Brewster County Sheriff Ronny Dodson told radio station KVLF-AM that the school was placed on lockdown and the students were evacuated after a female student ran outside seeking help after being shot.
Witnesses took the student, whose name has not been released, to a hospital with injuries that were not considered life threatening.
Inside the school, officers found the freshman dead from an apparent self-inflicted gunshot wound.
"The shooter appears to have shot herself," Dodson said, earlier in the morning.
Dodson told KWES-TV in Odessa that a semi-automatic pistol was recovered near the teen's body along with an unspecified amount of ammunition.
A motive for the shooting is unclear.
Dodson said the student had only lived in Alpine about six months and that her grandparents said she was a straight A student with no indications of any problems.
"This community does not expect this," Dodson said. "We don't want this and we can't explain it yet."

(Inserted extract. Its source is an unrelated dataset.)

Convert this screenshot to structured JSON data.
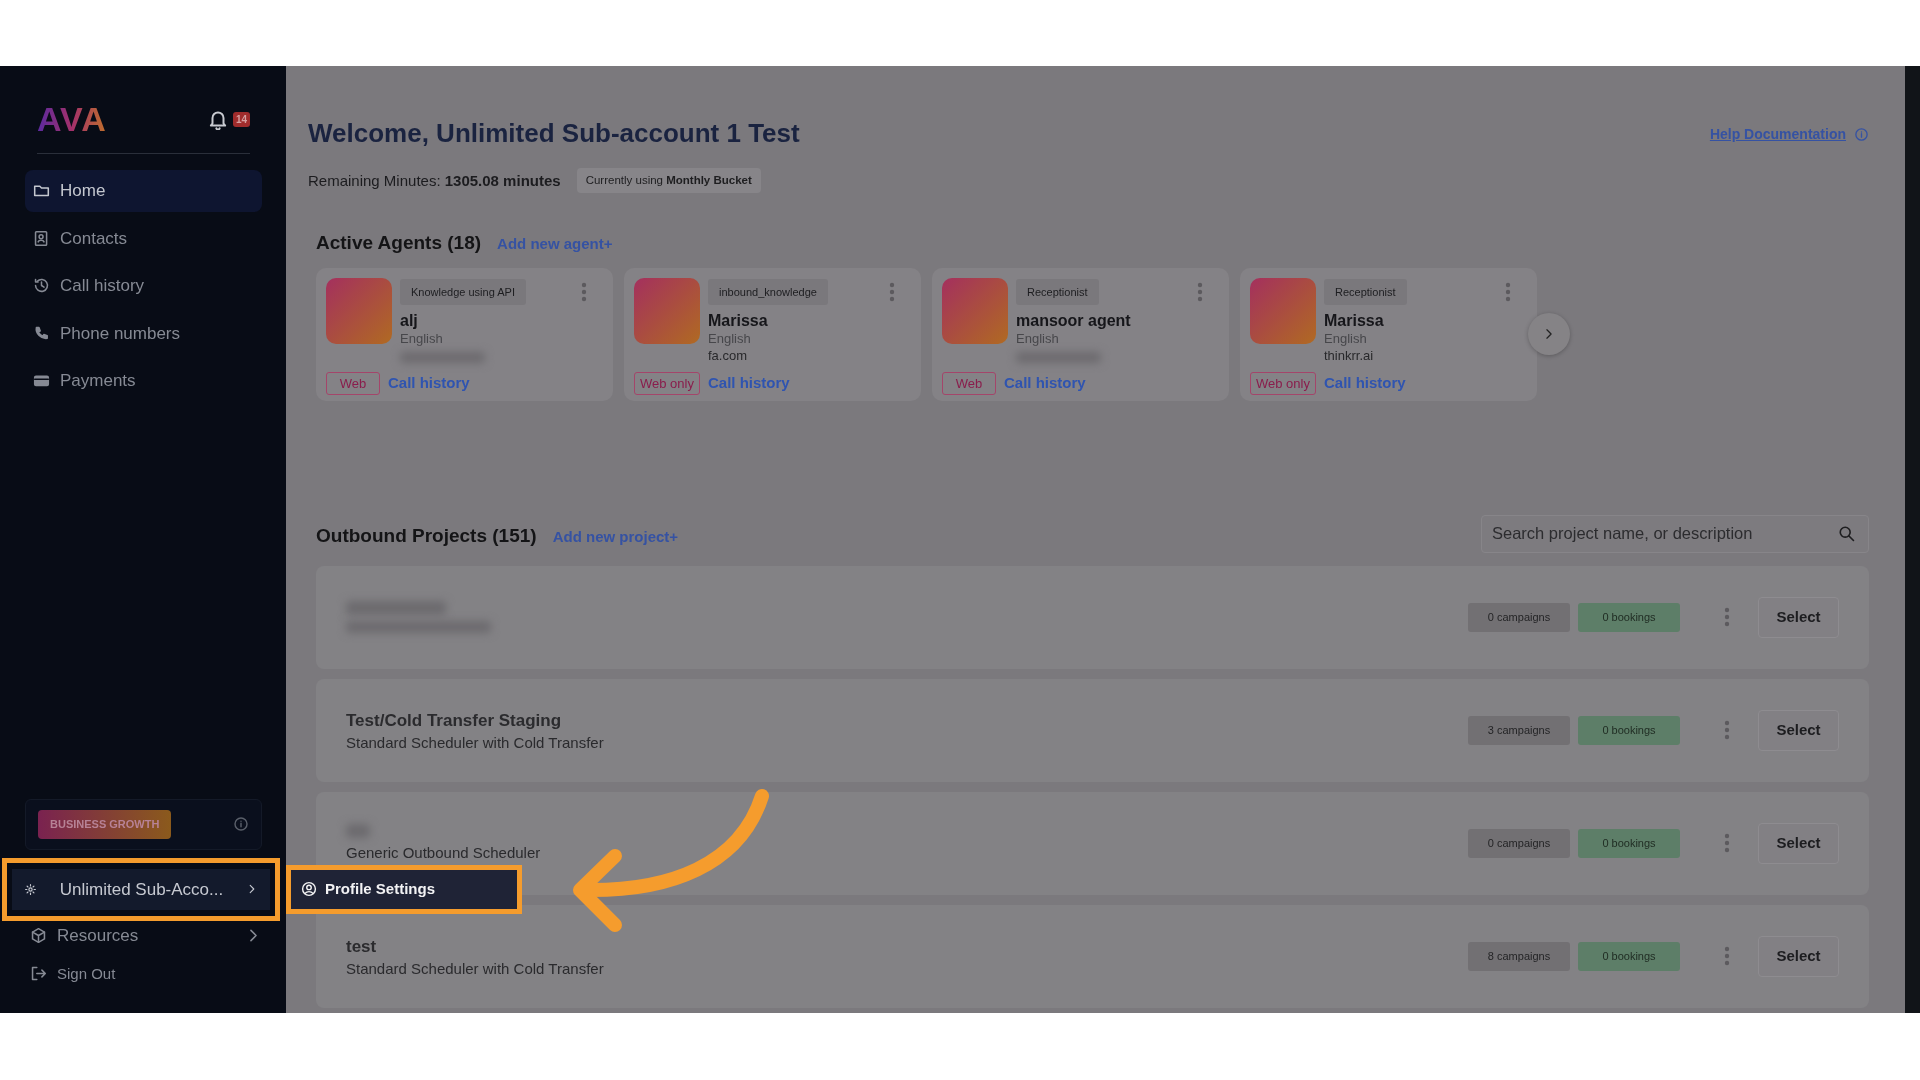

While police were clearing the school, Dodson said a U.S. Marshal's weapon accidentally discharged and wounded an officer in the leg. The officer's condition was not released.
Students Hide, Shut Off Lights Under Lock Down
William Butler, a 17-year-old senior at the school, said he was in pre-calculus when he heard his friend screaming for people to run, NBC News reported.
Butler said another teacher ran into the room and told all the students to hide. They turned off the lights and locked the door. The school was put on lockdown, Butler told NBC News. A few minutes later Butler said he heard a gunshot.
"It was scary, I didn't really know what was going to happen," Butler said. "The cops knocked on the door a little bit later and started to escort everyone out. When the police escorted us out of the classroom, there was a trail of blood going from the hallway I was going in toward the band hall."
Texas Attorney General Ken Paxton said in a statement: “I am currently monitoring the active shooter situation in Alpine. I have directed my office to offer any measure of support needed to assist the law enforcement officials currently working this case. I wish to extend prayers and sympathy to any victims’ families and their loved ones who have been affected by this senseless act of violence.”
"I've lived in Alpine just about my whole life. Alpine has had some rough days, but this has been one of the roughest," said former Texas Congressman Pete Gallego.
The school district's website said the town of about 5,900 residents has three schools with a district-wide student population of 985; 300 of those students are enrolled at Alpine High School.
After an emergency board of trustees meeting Thursday afternoon, officials at the Alpine Independent School District issued a statement closing its three schools Friday. The statement said the district will have counselors and clergy available Monday when classes resume. It is also holding a training for staff on responding to trauma and will hold a parent and community forum Sunday night.
Bomb Threats Follow Alpine School Shooting
Sul Ross State University in Alpine also was also briefly placed on lockdown due to a bomb threat. The lockdown was later lifted.
Law enforcement officials said they don't believe there was a direct connection between the threats and the shooting at the high school.
Authorities said a male caller phoned in bomb threats to Sul Ross State University and a hospital in Alpine. There was also a bomb threat at a motel in Marathon, about 20 miles east of Alpine.
"Right now, we have a nut," Dodson said at the news conference, adding, "Basically, he's what we're looking for right now."
Alpine is 220 miles southeast of El Paso.